Your comprehensive travel guide to Dubai - All in one place!
Dubai is the United Arab Emirates' holiday hot spot. This city of high-rises and shopping malls has transformed itself from a desert outpost to a destination, where tourists flock for sales bargains, sunshine, and family fun. Dubai is famous for sightseeing attractions such as the Burj Khalifa (the world's tallest building) and shopping malls that come complete with mammoth aquariums and indoor ski slopes.
But this city has many cultural highlights and things to do. Take a wander around the Bastakia district, and you'll discover the Dubai of old, then cruise along Dubai Creek in a traditional dhow, and you'll soon realize there's more to this city than its flashy veneer.

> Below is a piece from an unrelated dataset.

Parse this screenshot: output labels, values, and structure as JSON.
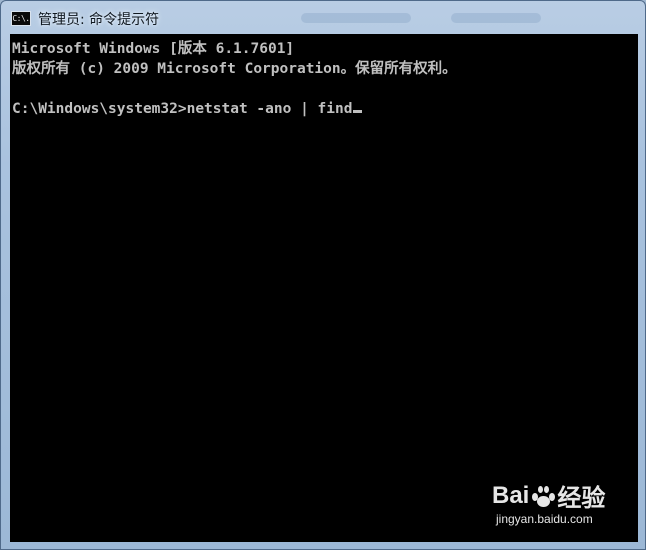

Dubai is situated on the Persian Gulf shoreline of the United Arab Emirates and is generally at sea level (16 m or 52 ft above). The emirate of Dubai shares outskirts to Abu Dhabi in the south, Sharjah in the upper east, and the Sultanate of Oman in the southeast. Hatta, a minor exclave of the emirate, is enveloped on three sides by Oman and by the emirates of Ajman (in the west) and Ras Al Khaimah (in the north). Dubai is actually featured with a desert backdrop having sand dunes, oases as well as wadis (dried river beds). Dubai is also blessed with some magnificent offshore islands, coral reefs and salt marshlands. You will be surprised to know that Dubai also has a range of mountains located close to Gulf of Oman.
Islam is inextricably intertwined with the very fabric of UAE society. Muslims see the Qur’an literally as the word of God, and it issues very specific moral guidelines, dealing with all issues of daily living. For this reason, the book itself is strongly revered and must be respectfully treated. Although the most open of Arab societies in its culture, the Muslim tradition in Dubai is no different.

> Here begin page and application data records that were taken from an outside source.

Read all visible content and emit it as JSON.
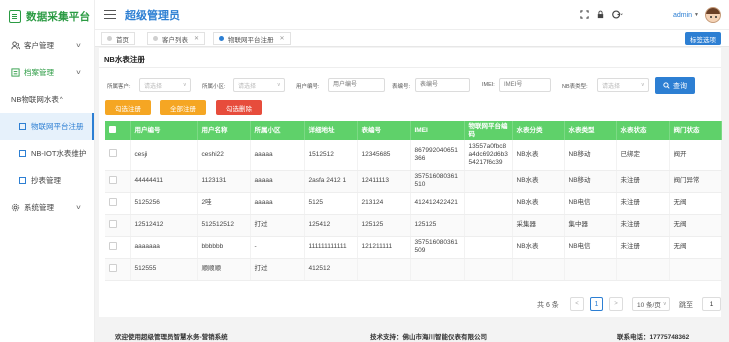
{
  "sidebar": {
    "brand": "数据采集平台",
    "items": [
      {
        "label": "客户管理",
        "icon": "users-icon"
      },
      {
        "label": "档案管理",
        "icon": "archive-icon"
      },
      {
        "label": "NB物联网水表"
      },
      {
        "label": "物联网平台注册"
      },
      {
        "label": "NB-IOT水表维护"
      },
      {
        "label": "抄表管理"
      },
      {
        "label": "系统管理",
        "icon": "gear-icon"
      }
    ]
  },
  "header": {
    "title": "超级管理员",
    "user": "admin"
  },
  "tabs": {
    "items": [
      {
        "label": "首页"
      },
      {
        "label": "客户列表"
      },
      {
        "label": "物联网平台注册"
      }
    ],
    "tab_options": "标签选项"
  },
  "panel": {
    "title": "NB水表注册"
  },
  "filters": {
    "customer_label": "所属客户:",
    "customer_placeholder": "请选择",
    "area_label": "所属小区:",
    "area_placeholder": "请选择",
    "user_no_label": "用户编号:",
    "user_no_placeholder": "用户编号",
    "meter_no_label": "表编号:",
    "meter_no_placeholder": "表编号",
    "imei_label": "IMEI:",
    "imei_placeholder": "IMEI号",
    "nb_type_label": "NB表类型:",
    "nb_type_placeholder": "请选择",
    "query": "查询"
  },
  "actions": {
    "selected_register": "勾选注册",
    "register_all": "全部注册",
    "selected_delete": "勾选删除"
  },
  "table": {
    "headers": [
      "用户编号",
      "用户名称",
      "所属小区",
      "详细地址",
      "表编号",
      "IMEI",
      "物联网平台编码",
      "水表分类",
      "水表类型",
      "水表状态",
      "阀门状态"
    ],
    "rows": [
      [
        "cesji",
        "ceshi22",
        "aaaaa",
        "1512512",
        "12345685",
        "867992040651366",
        "13557a0fbc8a4dc692d6b354217f6c39",
        "NB水表",
        "NB移动",
        "已绑定",
        "阀开"
      ],
      [
        "44444411",
        "1123131",
        "aaaaa",
        "2asfa 2412 1",
        "12411113",
        "357516080361510",
        "",
        "NB水表",
        "NB移动",
        "未注册",
        "阀门异常"
      ],
      [
        "5125256",
        "2哇",
        "aaaaa",
        "5125",
        "213124",
        "412412422421",
        "",
        "NB水表",
        "NB电信",
        "未注册",
        "无阀"
      ],
      [
        "12512412",
        "512512512",
        "打过",
        "125412",
        "125125",
        "125125",
        "",
        "采集器",
        "集中器",
        "未注册",
        "无阀"
      ],
      [
        "aaaaaaa",
        "bbbbbb",
        "-",
        "111111111111",
        "121211111",
        "357516080361509",
        "",
        "NB水表",
        "NB电信",
        "未注册",
        "无阀"
      ],
      [
        "512555",
        "顺顺顺",
        "打过",
        "412512",
        "",
        "",
        "",
        "",
        "",
        "",
        ""
      ]
    ]
  },
  "pagination": {
    "total": "共 6 条",
    "prev": "<",
    "page": "1",
    "next": ">",
    "page_size": "10 条/页",
    "jump_label": "跳至",
    "jump_value": "1"
  },
  "footer": {
    "welcome": "欢迎使用超级管理员智慧水务-营销系统",
    "support": "技术支持：佛山市海川智能仪表有限公司",
    "phone": "联系电话：17775748362"
  },
  "colors": {
    "primary": "#2d7fd3",
    "brand_green": "#2b9b43",
    "table_header": "#5fd16a",
    "orange": "#f5a623",
    "red": "#e74c3c"
  }
}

Ramadan, the holy month for Muslims, is marked by prayer, fasting and charity. As an Islamic country, Dubai culture is no different and many restaurants and cafes close during daylight hours. Non-Muslims should not eat, drink or smoke in public, but do so only in private or at specially closed off hotel restaurants.
Relative to its size and oil wealth, the UAE has a small population, estimated at 2,624,000 in 1997. Before 1970, the local population was tiny (estimated at eighty-six thousand in 1961) and lacked most of the technical skills needed for a modern society. The commercial production of oil triggered rapid population growth as a result of an increase in the national population from improvements in diet, health care, and living standards and the importation on a large scale of mostly male foreign laborers. The latter factor has generated a dependence on expatriate labor; the UAE has become a multiethnic society, and Emirati nationals account for only about 20 percent of the population. This has created an imbalanced population composition in favor of males; in 1997, there were 1,755,000 males and 869,000 females.

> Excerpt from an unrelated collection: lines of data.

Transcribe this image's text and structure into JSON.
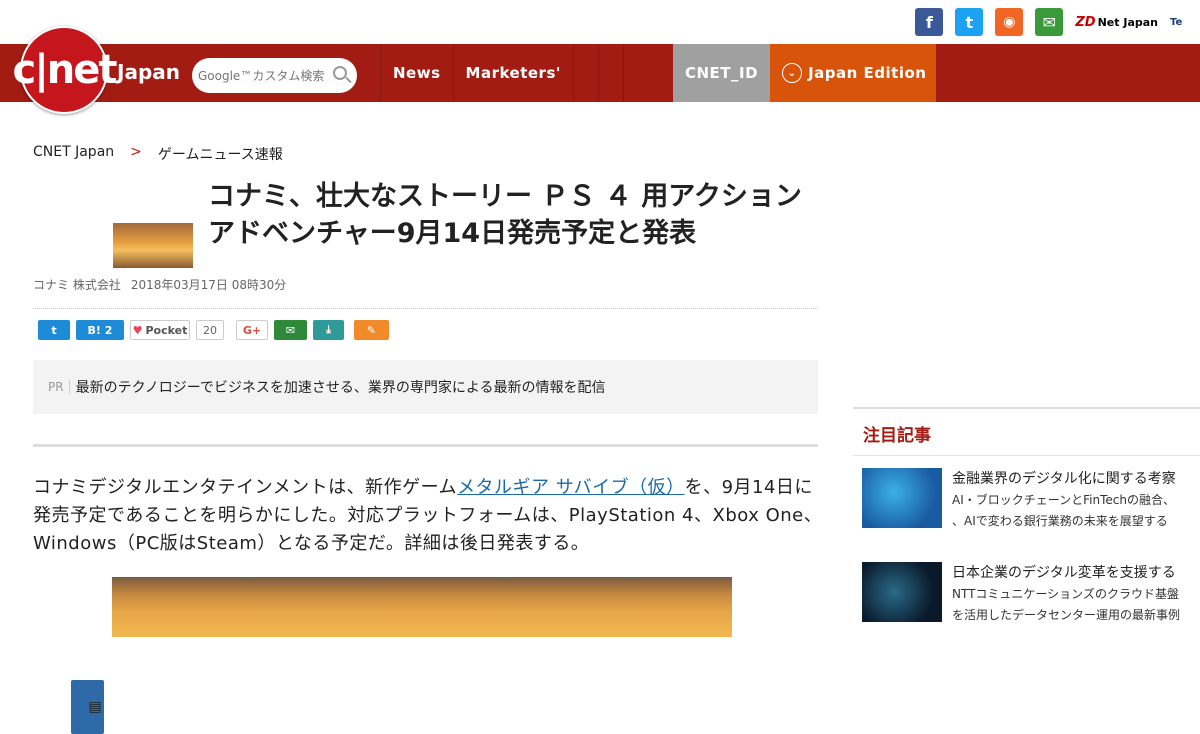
{
  "header": {
    "social": [
      "facebook-icon",
      "twitter-icon",
      "rss-icon",
      "mail-icon"
    ],
    "zdnet_label": "Net Japan",
    "techrepublic_label": "Te"
  },
  "nav": {
    "logo_text": "c|net",
    "logo_sub": "Japan",
    "search_placeholder": "Google™カスタム検索",
    "links": [
      "News",
      "Marketers'"
    ],
    "cnet_id": "CNET_ID",
    "edition": "Japan Edition"
  },
  "breadcrumb": {
    "home": "CNET Japan",
    "sep": ">",
    "current": "ゲームニュース速報"
  },
  "article": {
    "title": "コナミ、壮大なストーリー ＰＳ ４ 用アクションアドベンチャー9月14日発売予定と発表",
    "author": "コナミ 株式会社",
    "date": "2018年03月17日 08時30分",
    "pocket_label": "Pocket",
    "pocket_count": "20",
    "hatena_count": "2",
    "pr_tag": "PR",
    "pr_text": "最新のテクノロジーでビジネスを加速させる、業界の専門家による最新の情報を配信",
    "body_before": "コナミデジタルエンタテインメントは、新作ゲーム",
    "body_link": "メタルギア サバイブ（仮）",
    "body_after": "を、9月14日に発売予定であることを明らかにした。対応プラットフォームは、PlayStation 4、Xbox One、Windows（PC版はSteam）となる予定だ。詳細は後日発表する。"
  },
  "sidebar": {
    "heading": "注目記事",
    "items": [
      {
        "title": "金融業界のデジタル化に関する考察",
        "sub1": "AI・ブロックチェーンとFinTechの融合、",
        "sub2": "、AIで変わる銀行業務の未来を展望する"
      },
      {
        "title": "日本企業のデジタル変革を支援する",
        "sub1": "NTTコミュニケーションズのクラウド基盤",
        "sub2": "を活用したデータセンター運用の最新事例"
      }
    ]
  }
}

About two-thirds of the immigrants are Asians, mainly from India, Pakistan, Iran, Sri Lanka, Bangladesh, and the Philippines. The remainder are Arabs, Europeans, and Americans.